  • Tracking Device: Turns out the dart Tasker shot Owens with also put a tracker into his bloodstream.
  • Turbine Blender: Subverted — realising Byron is Immune to Bullets, Tasker tries to take off instead. Byron throws himself at the Optica's windshield only to slide over the top of the cabin into the ducted fan engine. Instead of getting sliced and diced, he proceeds to rip out every wire he can reach, then tears his way into the cockpit to do the same to the controls.
  • Turned Against Their Masters: Though whether Byron actually did so is ambiguous (see Exact Words).
    Ariel: Did you hate serving him?
    Byron: I don't understand.
    Ariel: Your master; did you hate him?
    Byron: You credit me with the ability to hate? He was my master.
    Ariel: Did you?
    Byron: You see... he was very wealthy, but a very lonely man. I was designed especially to be his companion, to look after him. I was all things to him: nurse, brother, father, son. At first his pupil I became his mentor, his alter ego. He thought of me as his friend but really, I was a slave to him.
  • Underground City: The Museum.
  • Voice Changeling: During some foreplay in a nature exhibit, Byron prowls through the jungle after Ariel and roars with a real lion roar.
  • Wacky Wayside Tribe: Hell's Kitchen where Owens lives, the Cult Colony run by Avatar, and the denizens of The Museum, in order.
  • Weird Weather: The Slipstream is a permanent world-encircling wind, like the jetstream but at low level, affecting the environment and culture of an After the End future. Cults worship the wind, people live in houses dug into cliffs, and travelers use balloons and light aircraft.
  • What Happened to the Mouse?: Tasker gets knocked down by a taxiing aircraft, enabling Owens to escape with his prisoner. It's implied that he's going to do something fatal to the pilot before pursuing Owens, but we don't see what. According to Word of God there was a lot more violence in the original script which was cut and therefore never filmed.
  • What Is This Thing You Call "Love"?: Byron tells Ariel, "I'm not accustomed to being loved." When he does experience love, Byron starts to Freak Out because he's not sure what he's supposed to do with all these new emotions.
  • Why Don't You Just Shoot Him?: When Belitski starts to flirt with Owens, Tasker just laughs and tells her to stop screwing around and shoot him (of course that also ensures that Owens attention is on her, so Tasker can dart him).
  • Why We Can't Have Nice Things: Byron's suit gets increasingly tattered with all he endures.

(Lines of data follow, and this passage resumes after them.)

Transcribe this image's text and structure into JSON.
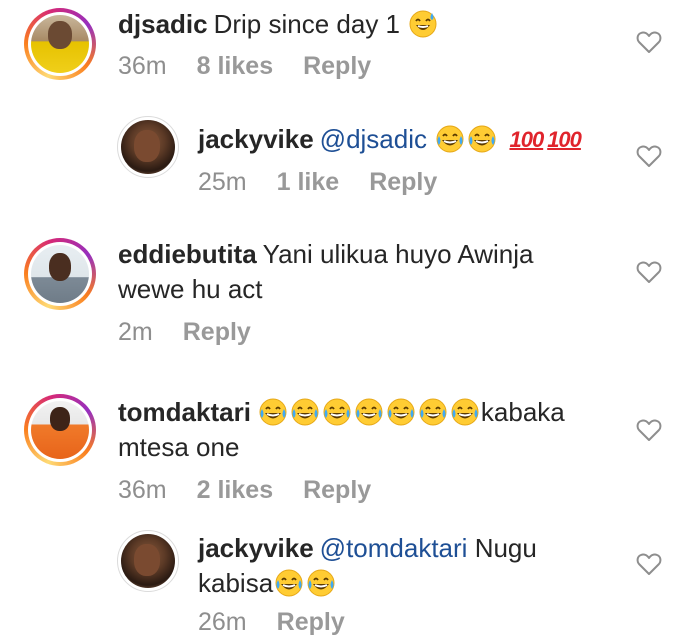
{
  "comments": [
    {
      "username": "djsadic",
      "text": "Drip since day 1",
      "emoji": [
        "grinning-sweat"
      ],
      "time": "36m",
      "likes": "8 likes",
      "reply": "Reply"
    },
    {
      "username": "jackyvike",
      "mention": "@djsadic",
      "emoji": [
        "tears-of-joy",
        "tears-of-joy",
        "hundred-points",
        "hundred-points"
      ],
      "hundred_glyph": "100",
      "time": "25m",
      "likes": "1 like",
      "reply": "Reply"
    },
    {
      "username": "eddiebutita",
      "text": "Yani ulikua huyo Awinja wewe hu act",
      "time": "2m",
      "reply": "Reply"
    },
    {
      "username": "tomdaktari",
      "emoji": [
        "tears-of-joy",
        "tears-of-joy",
        "tears-of-joy",
        "tears-of-joy",
        "tears-of-joy",
        "tears-of-joy",
        "tears-of-joy"
      ],
      "text": "kabaka mtesa one",
      "time": "36m",
      "likes": "2 likes",
      "reply": "Reply"
    },
    {
      "username": "jackyvike",
      "mention": "@tomdaktari",
      "text": "Nugu kabisa",
      "emoji": [
        "tears-of-joy",
        "tears-of-joy"
      ],
      "time": "26m",
      "reply": "Reply"
    }
  ],
  "colors": {
    "mention": "#1e4f95",
    "meta": "#8e8e8e",
    "text": "#262626"
  }
}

He gets a nice white tux in the Museum, only to ruin it also when his plane crashes and explodes.
  • Windmill Scenery: As you'd expect, the communities who live beneath the slipstream make use of the free energy from the winds.
  • World Half Empty: Averted; while Tasker and the curators regard this post-apocalyptic world as a Crapsack World there are thriving communities evolving from the chaos, rather than a Mad Max-like descent into lawless anarchy.
  • You Can Never Leave: The curators tell Ariel that having brought outsiders into the museum, neither they nor she can ever leave. They have the decency to realise that imprisoning them is morally wrong in itself.
  • You Have No Idea Who You're Dealing With
    Tasker: I don't think Mr Owens has any idea what he's up against.
    Belitski: Not even an inkling!
  • You Wouldn't Shoot Me
    • Byron says that Owens won't shoot him even if he tried to escape. Owens denies it, but later admits to Tasker that he never could bring himself to kill anyone.
    • Owens gives this trope when Belitski turns up in the final act, and is outraged when she does. Turns out she just shot him with the antidote.